Archaeological materials

The collection of archived archaeological materials comprises administrative materials as well as research reports, drawings, maps, photographs and materials related to collections of archaeological artefacts, for example. In addition to materials produced by our organisation, the archives also include archaeological research conducted by other bodies.

Key materials related to the collections of archaeological artefacts are the Artefact Register, the Main Index, verifications and card indices as well as photographs and drawings. Key archived materials related to ancient monuments include inventory, excavation and inspection reports as well as maintenance plans and reports. The systematic inventory of ancient monuments began in the 19th century, when scholarship holders of the Finnish Antiquarian Society travelled around making a record of ancient monuments, ecclesiastical items and old buildings, for example. These travels were recorded in district reports, some of which have been published. More recent inventories have usually been carried out separately in each municipality or in the impact area of a large-scale land use project. Excavation reports include information on examining the ancient monument in question and any observations and findings made in connection with this examination. Inspection reports are short reports about on-site visits.

The research reports on archaeology and the built environment are catalogued in their own sections in the Database of research reports on the cultural environment. Most of the archaeological research reports are digitised and can be viewed in the service window.

The responsibility for managing the picture materials of the Finnish Heritage Agency was transferred to the Picture Collections of the Finnish Heritage Agency in 2011, in connection with organisational restructuring. At present, the archives only manage photographs related to archaeology. The picture materials are related to both artefacts and ancient monuments. The oldest pictures are drawings, but the materials also began to include photographs taken by officials of the State Archaeological Commission from the 1890s onwards.

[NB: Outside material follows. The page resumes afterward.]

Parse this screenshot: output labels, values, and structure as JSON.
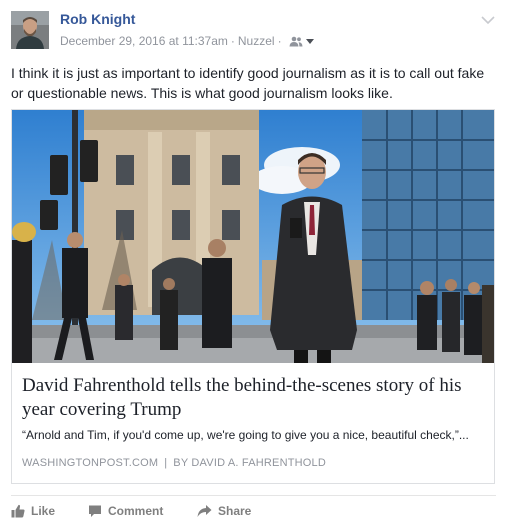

The archives of the Finnish Heritage Agency also include a great number of maps and drawings. These materials are mainly related to archaeology and the built environment. Most of the maps included in the archaeological materials are related to archaeological field work.